● **What needs to be done**: Look through the data below. Collect every line where the word "JSON" occurs.

+ + + + +

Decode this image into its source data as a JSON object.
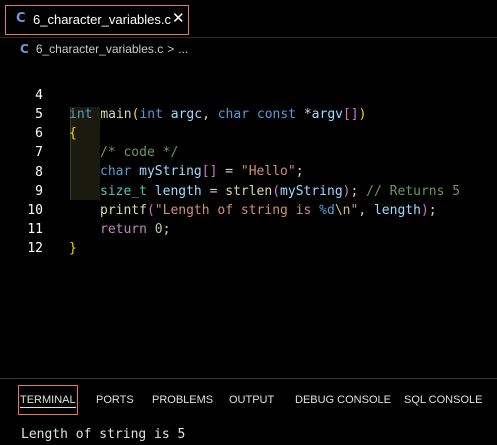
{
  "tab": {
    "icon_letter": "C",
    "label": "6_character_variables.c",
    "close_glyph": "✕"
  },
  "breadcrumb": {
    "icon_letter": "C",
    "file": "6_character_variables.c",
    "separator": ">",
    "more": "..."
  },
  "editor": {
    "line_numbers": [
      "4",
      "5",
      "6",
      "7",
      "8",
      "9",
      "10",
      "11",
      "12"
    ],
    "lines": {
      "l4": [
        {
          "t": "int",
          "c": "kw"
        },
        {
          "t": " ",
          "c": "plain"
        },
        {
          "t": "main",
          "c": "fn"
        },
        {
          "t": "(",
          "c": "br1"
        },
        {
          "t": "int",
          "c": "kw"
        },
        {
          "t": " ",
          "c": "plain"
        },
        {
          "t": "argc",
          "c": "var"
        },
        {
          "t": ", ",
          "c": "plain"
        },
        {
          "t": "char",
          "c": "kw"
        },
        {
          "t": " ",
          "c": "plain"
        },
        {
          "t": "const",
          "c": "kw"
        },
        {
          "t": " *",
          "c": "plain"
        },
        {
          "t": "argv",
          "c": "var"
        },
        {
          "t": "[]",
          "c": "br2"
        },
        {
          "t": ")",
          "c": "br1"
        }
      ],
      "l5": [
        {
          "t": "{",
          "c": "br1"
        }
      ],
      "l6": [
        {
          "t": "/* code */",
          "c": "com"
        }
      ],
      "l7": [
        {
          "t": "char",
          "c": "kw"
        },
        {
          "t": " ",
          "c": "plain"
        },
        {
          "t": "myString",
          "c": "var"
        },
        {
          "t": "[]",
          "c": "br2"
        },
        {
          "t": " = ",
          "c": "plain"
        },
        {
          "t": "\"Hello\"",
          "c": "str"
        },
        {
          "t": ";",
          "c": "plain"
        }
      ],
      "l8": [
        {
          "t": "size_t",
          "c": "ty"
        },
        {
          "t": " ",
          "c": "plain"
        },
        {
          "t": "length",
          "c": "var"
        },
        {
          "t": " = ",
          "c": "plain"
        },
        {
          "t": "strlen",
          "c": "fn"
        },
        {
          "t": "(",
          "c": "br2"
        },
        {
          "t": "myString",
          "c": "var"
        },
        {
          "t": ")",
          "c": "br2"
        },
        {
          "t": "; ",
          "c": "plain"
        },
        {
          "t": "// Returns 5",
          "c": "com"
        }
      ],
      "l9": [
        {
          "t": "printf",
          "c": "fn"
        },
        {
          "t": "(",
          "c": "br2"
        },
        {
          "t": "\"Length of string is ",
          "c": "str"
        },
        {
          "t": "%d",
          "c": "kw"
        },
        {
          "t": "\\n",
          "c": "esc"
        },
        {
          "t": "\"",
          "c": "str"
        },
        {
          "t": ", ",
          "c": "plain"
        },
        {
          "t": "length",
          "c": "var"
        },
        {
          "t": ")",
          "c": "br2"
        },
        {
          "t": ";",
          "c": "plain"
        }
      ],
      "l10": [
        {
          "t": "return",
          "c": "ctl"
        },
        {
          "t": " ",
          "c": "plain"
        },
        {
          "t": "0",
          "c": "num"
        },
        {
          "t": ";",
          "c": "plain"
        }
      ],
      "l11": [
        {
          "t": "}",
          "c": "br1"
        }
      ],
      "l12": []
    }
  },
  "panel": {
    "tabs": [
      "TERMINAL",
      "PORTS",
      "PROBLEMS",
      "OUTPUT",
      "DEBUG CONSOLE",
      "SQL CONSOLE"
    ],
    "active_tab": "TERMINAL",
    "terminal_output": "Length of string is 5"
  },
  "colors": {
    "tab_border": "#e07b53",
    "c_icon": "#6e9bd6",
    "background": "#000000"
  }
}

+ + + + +

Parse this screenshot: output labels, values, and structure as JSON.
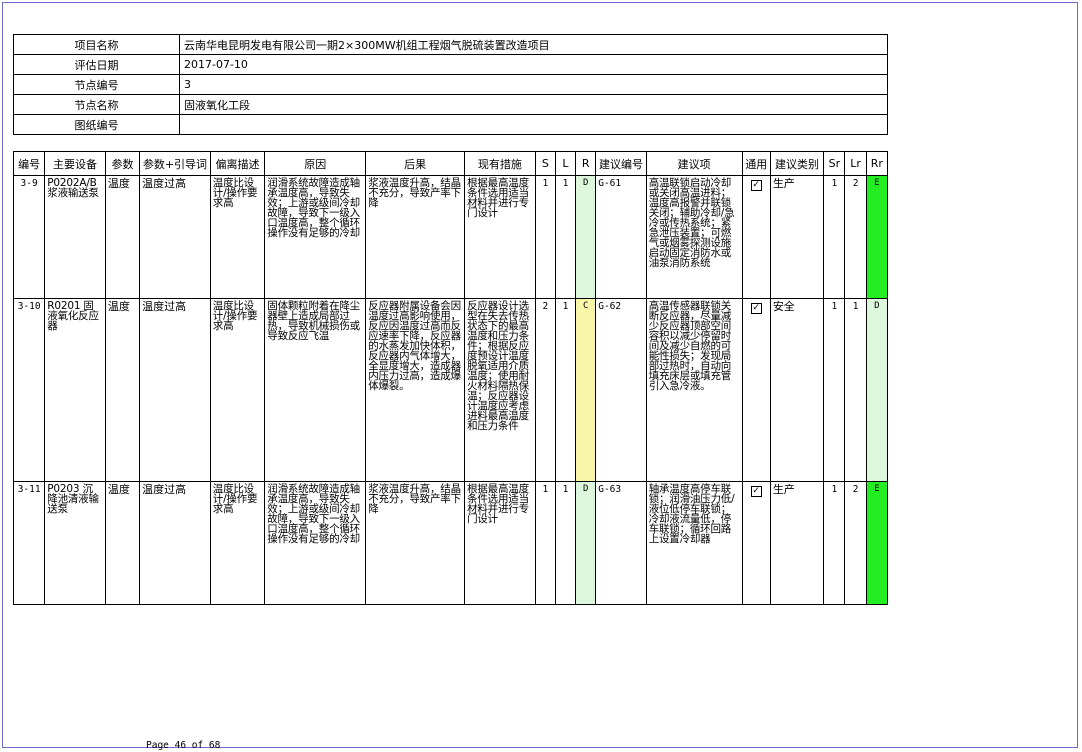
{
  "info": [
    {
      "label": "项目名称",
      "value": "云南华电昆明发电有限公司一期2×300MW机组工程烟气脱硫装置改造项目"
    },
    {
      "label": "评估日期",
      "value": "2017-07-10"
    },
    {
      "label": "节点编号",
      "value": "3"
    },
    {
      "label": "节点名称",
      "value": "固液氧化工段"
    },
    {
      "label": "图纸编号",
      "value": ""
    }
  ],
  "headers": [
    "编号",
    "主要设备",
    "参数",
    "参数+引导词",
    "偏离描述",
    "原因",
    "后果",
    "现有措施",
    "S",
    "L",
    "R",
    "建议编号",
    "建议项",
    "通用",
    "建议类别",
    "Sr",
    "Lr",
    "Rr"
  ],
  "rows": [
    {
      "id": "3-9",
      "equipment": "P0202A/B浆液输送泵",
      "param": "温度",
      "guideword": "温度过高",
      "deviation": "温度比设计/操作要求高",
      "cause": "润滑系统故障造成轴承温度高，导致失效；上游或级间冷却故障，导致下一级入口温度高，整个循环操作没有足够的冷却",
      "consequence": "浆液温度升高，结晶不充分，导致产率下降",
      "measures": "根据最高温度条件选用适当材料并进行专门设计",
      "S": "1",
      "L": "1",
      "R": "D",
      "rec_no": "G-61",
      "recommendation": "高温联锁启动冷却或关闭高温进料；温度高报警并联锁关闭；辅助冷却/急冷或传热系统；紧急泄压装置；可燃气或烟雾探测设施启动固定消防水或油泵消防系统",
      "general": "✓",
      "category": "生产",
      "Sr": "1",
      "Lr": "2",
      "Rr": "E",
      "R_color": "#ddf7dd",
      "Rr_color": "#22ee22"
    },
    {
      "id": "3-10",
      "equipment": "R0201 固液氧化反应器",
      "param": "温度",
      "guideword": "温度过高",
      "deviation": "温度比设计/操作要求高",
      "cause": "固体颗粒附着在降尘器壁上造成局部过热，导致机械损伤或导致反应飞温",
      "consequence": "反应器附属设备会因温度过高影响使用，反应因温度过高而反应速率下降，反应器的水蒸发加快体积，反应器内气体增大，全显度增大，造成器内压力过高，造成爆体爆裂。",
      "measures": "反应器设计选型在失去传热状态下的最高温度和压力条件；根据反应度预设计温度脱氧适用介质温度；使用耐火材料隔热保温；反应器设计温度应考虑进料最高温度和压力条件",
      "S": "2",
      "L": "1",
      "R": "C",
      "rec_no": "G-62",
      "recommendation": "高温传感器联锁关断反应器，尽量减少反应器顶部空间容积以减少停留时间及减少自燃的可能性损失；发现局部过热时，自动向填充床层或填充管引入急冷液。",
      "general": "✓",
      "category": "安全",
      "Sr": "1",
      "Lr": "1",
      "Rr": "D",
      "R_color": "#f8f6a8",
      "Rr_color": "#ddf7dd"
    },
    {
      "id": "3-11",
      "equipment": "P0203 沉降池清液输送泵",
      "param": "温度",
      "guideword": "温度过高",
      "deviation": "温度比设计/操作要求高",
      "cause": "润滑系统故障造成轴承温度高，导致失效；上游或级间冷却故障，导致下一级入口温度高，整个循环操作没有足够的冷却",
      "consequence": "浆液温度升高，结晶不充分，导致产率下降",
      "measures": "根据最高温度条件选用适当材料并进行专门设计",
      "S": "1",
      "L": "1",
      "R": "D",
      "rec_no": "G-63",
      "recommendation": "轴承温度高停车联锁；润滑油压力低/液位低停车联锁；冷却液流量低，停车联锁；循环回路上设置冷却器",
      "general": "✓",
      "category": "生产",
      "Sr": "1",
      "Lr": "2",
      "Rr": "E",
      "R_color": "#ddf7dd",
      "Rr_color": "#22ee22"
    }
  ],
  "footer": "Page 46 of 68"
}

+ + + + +

● **Answer section**:
Decode this image into its source data as a JSON object.
Parse this screenshot: output labels, values, and structure as JSON.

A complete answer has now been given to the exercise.